By Kristian Bekele
Cultural identity is something that we all have either encountered or will encounter later on. It is a confusing mess of terms, cultures and ethnicities. Even through those basic identifiers, there is something more complex to a person besides the environments that they have been raised in that influence them greatly.
We had two members of the Summit community share with us their opinions of culture and how their identity shapes them.
Rasmia Shuman (Mia to her friends), is a bright, fun-loving and outgoing person. She is a junior at Summit Preparatory Charter High School in Redwood City.
Shuman explained that her devout faith in Islam is a large part of her identity. Shuman is a young woman who is not afraid of showing and teaching others about her belief in the Qur’an and about how she follows its teachings. In an interview with her, she told us about how her culture of being a Muslim American has affected her.

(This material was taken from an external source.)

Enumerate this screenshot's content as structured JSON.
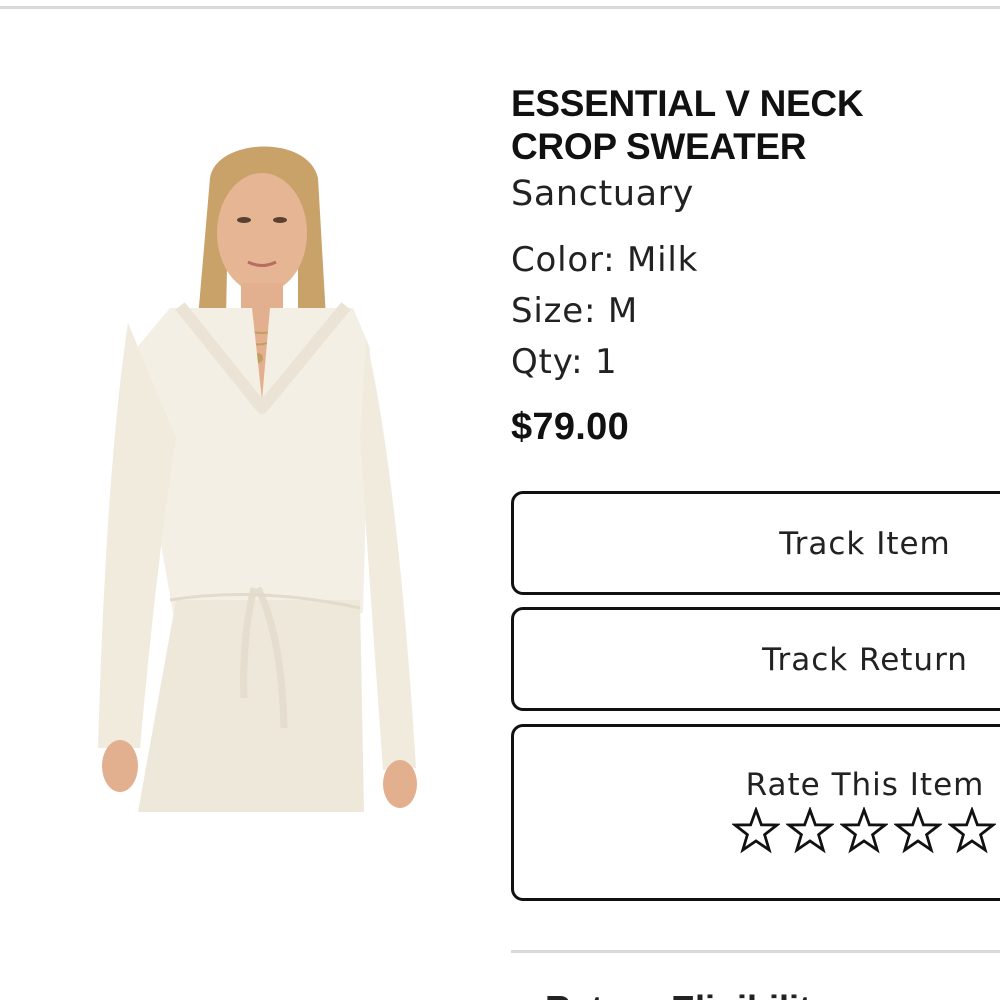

She stated that culture was “not me, but it forms who I am.”
Shuman also talked about how Arabs are often negatively portrayed in the media. She said that, often times, the media portrays Arabs as “not completely peaceful” and also said that her culture is “not the way people see on the news.” The media assumes “every Arab is angry, not peaceful, and wishes hate on everyone.”
She also shared how being a Muslim American has been for her and how she is able to balance the various aspects of her life.
Shuman said, “Being Muslim is a part of my culture.”
She also said, “Basically, I have been raised that not everyone knows what’s going on. Keep a smile on your face and not take anything offensive.” This is in reference to whenever people tend to ask her a rude question concerning her identity as a Muslim, especially those around the hijab and women’s roles in society. For Shuman, the hijab is not something that inhibits her. Rather, she sees it as a way to be modest.
Shuman also shared about the conflict that can often time come with being a Muslim American. One of the struggles that she had was with her daily prayers. Specifically, she was talking about the Salah (the five daily prayers that Muslims perform every day according to the Quran) and juggling that with attending school. “I do keep up with my prayers, but there’s school and other things. But I don’t want to clash with being American and Muslim.” Shuman instead prays at home, scheduling her time to fit in her school work with her religious duties.
But overall, she is immensely grateful for living in the United States. “Being in America is probably the best place to be,” Shuman noted. She cited the incidents in Germany and France, with the recent ruling of Angela Merkel to ban burqas and France’s ban on the burkini.
In the end, she sees herself as a representation of what it means to be Muslim. Shuman said, “I want people to have a good portrayal.”
Lissa Thiele, an Expeditions teacher who specializes in Holocaust and Sociology of Law, also focuses on how to teach others tolerance toward other people’s identities.
Ms. Thiele achieves this goal by having lessons that are both exciting and informative. She highlights for her students that schools don’t always take an in-depth look into different cultures, even though that is an important part of what shapes our country.
“I think that culture is a set of human traditions that can have a relationship to race, ethnicity, gender, religion that is passed down from generation to generation.”
One of the things that Ms. Thiele mentioned was that, for her, a lot of people tend to forget that she also has Puerto Rican roots alongside with her Jewish heritage. “People think that the culture equals race, but it doesn’t.”
Ms. Thiele also told us about the differences that she tends to encounter within the understanding of the practice of Judaism as a religion versus the beliefs that are a part of the Jewish culture. She added that, for outsiders, this difference is hard to see, especially in the United States.
She explained that the Jewish experience in Israel can be very different than the Jewish experience in America: “Judaism is both a religion and a culture. There, it’s either you’re religious Jewish or cultural Jewish. In America, those lines are totally blurred, but in other parts it’s not as blurred.”
One of the things that Ms. Thiele emphasizes is that she believes in the things that she teaches. She said “what I teach is what I live.”
Of course, she has some concerns about how to pass her mix of customs and cultures to her four-year-old son, Skyler. Since he is half Jewish, she is concerned over how he will be able to understand the different aspects of his ancestry and not be ashamed about it, since her husband has German roots. Ms. Thiele said, “My son, I have a bit of concern over…One-half of him wanted the other half of him dead.”
At the culmination of everything, she wants the world to know that she is also human and that, while she might not practice the same things that others do, she can still feel pain.
Ms.Thiele said, “I always want to be for real with it, but I don’t want people to see me as less than human … If you punch me, I’m going to hurt just like you.”